« Reply #2 on: August 31, 2013, 01:24:59 »
Gorleston Druid Temple or Stone Circle

Another quote on the ancient megalithic stone circle (Druid Temple) that was built in Gorleston On Sea, Norfolk. All the quotes may be built on each other though but the street names do or did exist.

The below quote is from the Perlustration of Great Yarmouth by Charles John Palmer (3 volumes printed in 1870, 1872, and 1874). These have been copied from the great site on Great Yarmouth's history by Mark Rumble called GreatYarmouthHistory.com

Quote
There is a tradition that the Druids had a temple at Gorleston, some remains of which existed down to a comparatively recent period. It is supposed to have stood on a field next the road to Lowestoft, upon what is called Great Stone Close; and it has been asserted that some huge stones remained standing until 1768, when they were destroyed by digging round their base and dragging them down by ropes. There are also two fields called Further Stone Close sail. Middle Stone Close(2), so that it is possible the Druidical circle, if it ever existed, may have had a wide extent.

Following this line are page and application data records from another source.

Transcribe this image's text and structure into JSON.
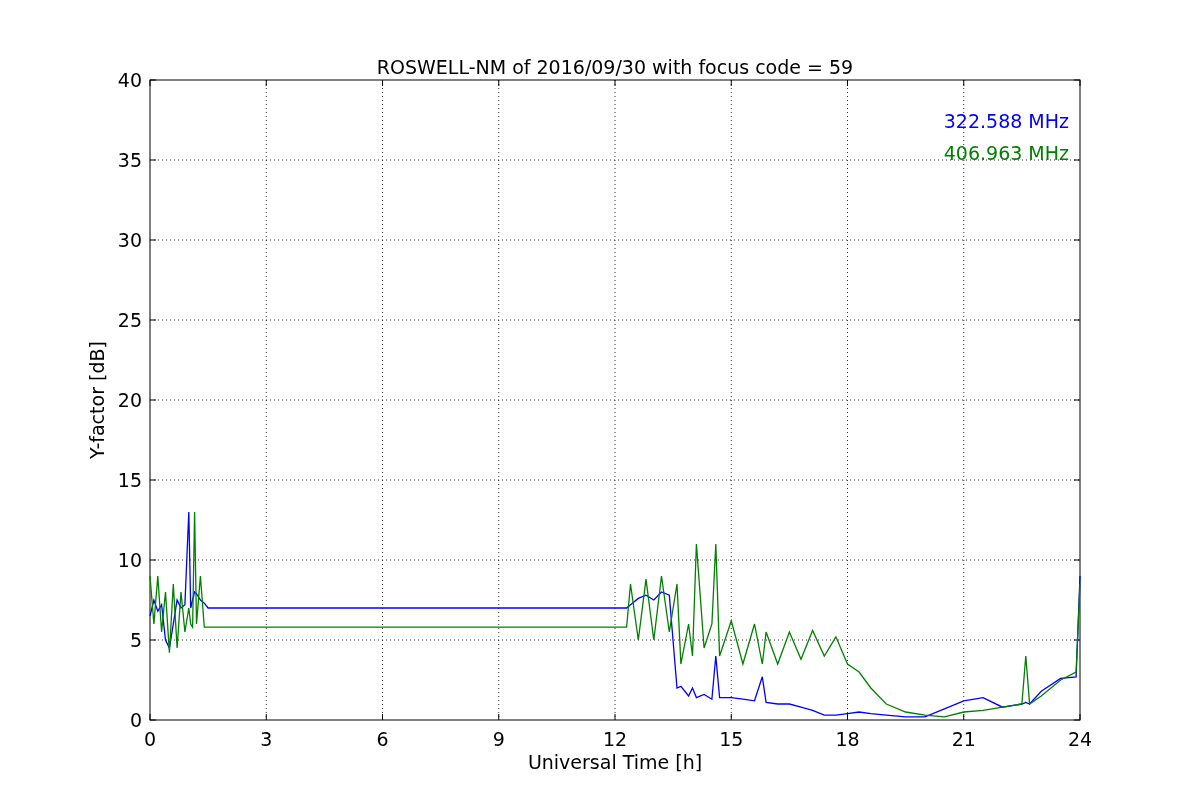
{
  "chart_data": {
    "type": "line",
    "grid": true,
    "title": "ROSWELL-NM of 2016/09/30 with focus code = 59",
    "xlabel": "Universal Time [h]",
    "ylabel": "Y-factor [dB]",
    "x": [
      0,
      0.1,
      0.2,
      0.3,
      0.4,
      0.5,
      0.6,
      0.7,
      0.8,
      0.9,
      1.0,
      1.05,
      1.1,
      1.15,
      1.2,
      1.3,
      1.4,
      1.5,
      12.3,
      12.4,
      12.6,
      12.8,
      13.0,
      13.2,
      13.4,
      13.6,
      13.7,
      13.9,
      14.0,
      14.1,
      14.3,
      14.5,
      14.6,
      14.7,
      15.0,
      15.3,
      15.6,
      15.8,
      15.9,
      16.2,
      16.5,
      16.8,
      17.1,
      17.4,
      17.7,
      18.0,
      18.3,
      18.6,
      19.0,
      19.5,
      20.0,
      20.5,
      21.0,
      21.5,
      22.0,
      22.5,
      22.6,
      22.7,
      23.0,
      23.5,
      23.9,
      24.0
    ],
    "series": [
      {
        "name": "322.588 MHz",
        "color": "#0000ff",
        "values": [
          6.5,
          7.5,
          6.8,
          7.2,
          5,
          4.5,
          6,
          7.5,
          7,
          7.2,
          13,
          7,
          7.5,
          8,
          7.9,
          7.5,
          7.3,
          7,
          7,
          7.2,
          7.6,
          7.8,
          7.5,
          8,
          7.8,
          2,
          2.1,
          1.5,
          2,
          1.4,
          1.6,
          1.3,
          4,
          1.4,
          1.4,
          1.3,
          1.2,
          2.7,
          1.1,
          1,
          1,
          0.8,
          0.6,
          0.3,
          0.3,
          0.4,
          0.5,
          0.4,
          0.3,
          0.2,
          0.2,
          0.7,
          1.2,
          1.4,
          0.8,
          1,
          1.1,
          1,
          1.8,
          2.6,
          2.7,
          9
        ]
      },
      {
        "name": "406.963 MHz",
        "color": "#008000",
        "values": [
          9,
          6,
          9,
          5.5,
          8,
          4.2,
          8.5,
          4.5,
          8,
          5.5,
          7,
          6,
          5.8,
          13,
          6,
          9,
          5.8,
          5.8,
          5.8,
          8.5,
          5,
          8.8,
          5,
          9,
          5.5,
          8.5,
          3.5,
          6,
          4,
          11,
          4.5,
          6,
          11,
          4,
          6.2,
          3.5,
          6,
          3.5,
          5.5,
          3.5,
          5.5,
          3.8,
          5.6,
          4,
          5.2,
          3.5,
          3,
          2,
          1,
          0.5,
          0.3,
          0.2,
          0.5,
          0.6,
          0.8,
          1,
          4,
          1,
          1.5,
          2.5,
          3,
          8.5
        ]
      }
    ],
    "xlim": [
      0,
      24
    ],
    "ylim": [
      0,
      40
    ],
    "xticks": [
      0,
      3,
      6,
      9,
      12,
      15,
      18,
      21,
      24
    ],
    "yticks": [
      0,
      5,
      10,
      15,
      20,
      25,
      30,
      35,
      40
    ]
  }
}
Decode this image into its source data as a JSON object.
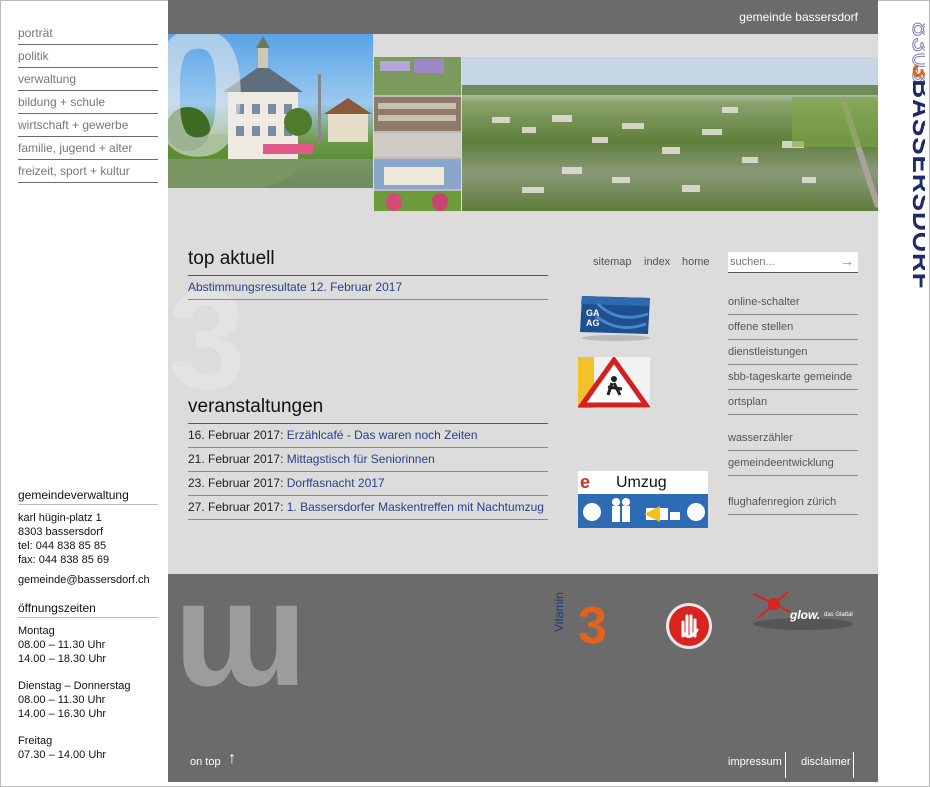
{
  "site_name": "gemeinde bassersdorf",
  "logo": {
    "number": "8303",
    "text": "BASSERSDORF"
  },
  "nav": [
    "porträt",
    "politik",
    "verwaltung",
    "bildung + schule",
    "wirtschaft + gewerbe",
    "familie, jugend + alter",
    "freizeit, sport + kultur"
  ],
  "contact": {
    "heading": "gemeindeverwaltung",
    "street": "karl hügin-platz 1",
    "city": "8303 bassersdorf",
    "tel": "tel: 044 838 85 85",
    "fax": "fax: 044 838 85 69",
    "email": "gemeinde@bassersdorf.ch"
  },
  "hours": {
    "heading": "öffnungszeiten",
    "blocks": [
      {
        "day": "Montag",
        "l1": "08.00 – 11.30 Uhr",
        "l2": "14.00 – 18.30 Uhr"
      },
      {
        "day": "Dienstag – Donnerstag",
        "l1": "08.00 – 11.30 Uhr",
        "l2": "14.00 – 16.30 Uhr"
      },
      {
        "day": "Freitag",
        "l1": "07.30 – 14.00 Uhr",
        "l2": ""
      }
    ]
  },
  "top_aktuell": {
    "title": "top aktuell",
    "items": [
      "Abstimmungsresultate 12. Februar 2017"
    ]
  },
  "veranstaltungen": {
    "title": "veranstaltungen",
    "items": [
      {
        "date": "16. Februar 2017:",
        "text": "Erzählcafé - Das waren noch Zeiten"
      },
      {
        "date": "21. Februar 2017:",
        "text": "Mittagstisch für Seniorinnen"
      },
      {
        "date": "23. Februar 2017:",
        "text": "Dorffasnacht 2017"
      },
      {
        "date": "27. Februar 2017:",
        "text": "1. Bassersdorfer Maskentreffen mit Nachtumzug"
      }
    ]
  },
  "util_links": {
    "sitemap": "sitemap",
    "index": "index",
    "home": "home"
  },
  "search": {
    "placeholder": "suchen..."
  },
  "quick_links_1": [
    "online-schalter",
    "offene stellen",
    "dienstleistungen",
    "sbb-tageskarte gemeinde",
    "ortsplan"
  ],
  "quick_links_2": [
    "wasserzähler",
    "gemeindeentwicklung"
  ],
  "quick_links_3": [
    "flughafenregion zürich"
  ],
  "banners": {
    "gaag_label": "GA AG",
    "umzug_label": "Umzug",
    "vitamin_label": "Vitamin",
    "vitamin_num": "3",
    "glow_label": "glow.",
    "glow_sub": "das Glattal"
  },
  "footer": {
    "ontop": "on top",
    "impressum": "impressum",
    "disclaimer": "disclaimer"
  }
}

2 Thought to be the site of the water works at Middleton Road.
Perlustration of Great Yarmouth by Charles John Palmer | greatyarmouthhistory.com